For generations Cringila has been Labor Party turf. Nestled under the steelworks its blue-collar stronghold is steeped in working-class traditions.
Following a 15-day stint in hospital Pasquale Colelle struggled to walk up the steep path that led to the Cringila Community Centre. The die-hard Labor supporter, who suffers from emphysema and requires an oxygen tank to breathe, was determined to vote.
The short walk took its toll on the 83-year-old and by the time he had reached the steps he was gasping for air. So polling booth staff brought the ballot to him and he and his wife, Adriana Colelle, 81, cast their vote on the steps.
"Labor, I am voting Labor," Mr Colelle said in a loud voice. "The Liberals they work for the rich people. [Kevin] Rudd is a nice, quiet man. He smiles at the people and speaks with kindness. The other one [Tony] Abbott wants to sack so many people because that's the kind of man he is."
"Shut up," Mrs Colelle scolded, embarrassed her husband had raised his voice.
"I won't shut up," replied the elderly Italian. "Those Liberals work for the rich."
Around the corner at Cringila Public School, parents and students were enjoying their first school fete.
Blue skies and sunshine ruled the day as parents basked in the glory of their success and children tucked into mountains of blue fairy floss.

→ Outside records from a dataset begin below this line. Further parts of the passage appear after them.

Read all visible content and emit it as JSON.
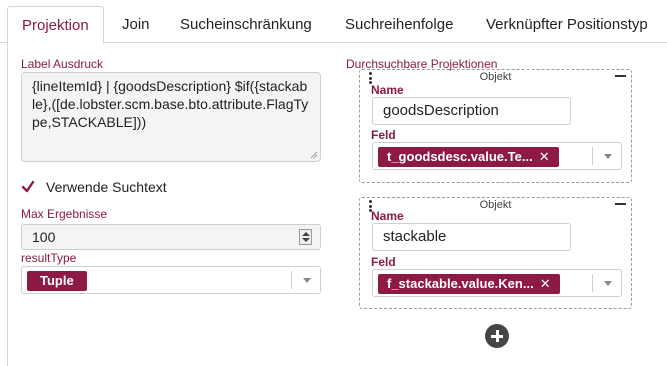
{
  "tabs": [
    {
      "label": "Projektion",
      "active": true
    },
    {
      "label": "Join",
      "active": false
    },
    {
      "label": "Sucheinschränkung",
      "active": false
    },
    {
      "label": "Suchreihenfolge",
      "active": false
    },
    {
      "label": "Verknüpfter Positionstyp",
      "active": false
    }
  ],
  "left": {
    "label_ausdruck": "Label Ausdruck",
    "label_ausdruck_value": "{lineItemId} | {goodsDescription} $if({stackable},([de.lobster.scm.base.bto.attribute.FlagType,STACKABLE]))",
    "use_search_text_label": "Verwende Suchtext",
    "use_search_text_checked": true,
    "max_results_label": "Max Ergebnisse",
    "max_results_value": "100",
    "result_type_label": "resultType",
    "result_type_value": "Tuple"
  },
  "right": {
    "title": "Durchsuchbare Projektionen",
    "objects": [
      {
        "header": "Objekt",
        "name_label": "Name",
        "name_value": "goodsDescription",
        "field_label": "Feld",
        "field_value": "t_goodsdesc.value.Te..."
      },
      {
        "header": "Objekt",
        "name_label": "Name",
        "name_value": "stackable",
        "field_label": "Feld",
        "field_value": "f_stackable.value.Ken..."
      }
    ]
  },
  "colors": {
    "accent": "#8c1a45",
    "border": "#cfcfcf",
    "text": "#222222"
  },
  "icons": {
    "remove": "close-icon",
    "drag": "drag-handle-icon",
    "collapse": "minus-icon",
    "add": "plus-circle-icon",
    "dropdown": "chevron-down-icon",
    "check": "check-icon"
  }
}
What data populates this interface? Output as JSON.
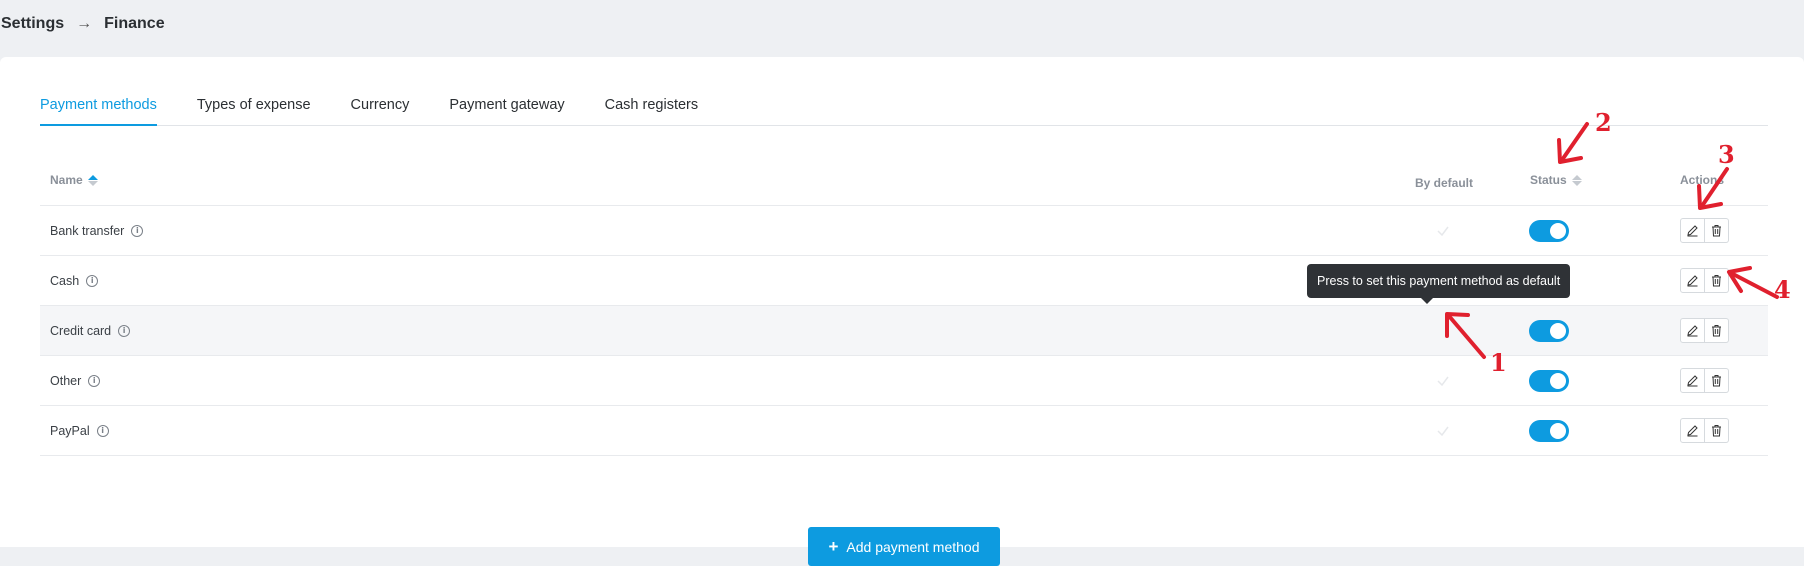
{
  "breadcrumb": {
    "parent": "Settings",
    "separator": "→",
    "current": "Finance"
  },
  "tabs": [
    {
      "label": "Payment methods",
      "active": true
    },
    {
      "label": "Types of expense",
      "active": false
    },
    {
      "label": "Currency",
      "active": false
    },
    {
      "label": "Payment gateway",
      "active": false
    },
    {
      "label": "Cash registers",
      "active": false
    }
  ],
  "table": {
    "columns": {
      "name": "Name",
      "by_default": "By default",
      "status": "Status",
      "actions": "Actions"
    },
    "rows": [
      {
        "name": "Bank transfer",
        "status_on": true
      },
      {
        "name": "Cash",
        "status_on": true
      },
      {
        "name": "Credit card",
        "status_on": true
      },
      {
        "name": "Other",
        "status_on": true
      },
      {
        "name": "PayPal",
        "status_on": true
      }
    ]
  },
  "tooltip": {
    "text": "Press to set this payment method as default"
  },
  "add_button": {
    "label": "Add payment method",
    "icon": "plus-icon"
  },
  "annotations": [
    "1",
    "2",
    "3",
    "4"
  ],
  "colors": {
    "accent": "#0d9be0",
    "annotation": "#e0202e",
    "tooltip_bg": "#2f3236"
  }
}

‘‘I voted yesterday because I knew I was coming here,’’ said Fatima Mehdi, 29. ‘‘We were really hoping that our fete would be held on the election day and luck was on our side because it turned out that way. We knew the election would bring more people to the fete and we needed that because we’re a small school, with a big community and a big heart.’’
The Berkeley woman said she had voted Labor, not due to any policy, issue or sense of tradition but by pure chance.
‘‘Truthfully, it doesn’t really matter who we vote for because no-one’s going to listen to us,’’ she said. ‘‘I told my kids to pick eeny-meeny-miny-mo and Labor won out.’’
By mid-afternoon and after hours in the sunshine, some party hopefuls resorted to umbrellas to provide them with some much-needed shade, including Roxy Anderson, the daughter of Gary ‘‘Angry’’ Anderson, who stood in the seat of Throsby for the Nationals.
Ms Anderson, a bridal event planner, had travelled from Sydney to hand out how-to-vote cards for her father at Cringila.
‘‘I support my dad 100 per cent,’’ she said. ‘‘He has always had this secret desire to get into politics, I think he’ll do well because he’s a people person.’’
Dog lover Krystal Downs, 23, a former Labor voter, said she was going to vote for Mr Abbott this time because she was angry over Labor’s dangerous dog policy.
‘‘Labor wants to muzzle dogs on the top-10 dangerous list,’’ she said. ‘‘Well I have three dogs on that list and I don’t think that’s fair. Dogs are only vicious if you teach them to be vicious. It’s their owners fault, not the dogs. So for the first time, I’ll be voting for the Liberal Party.’’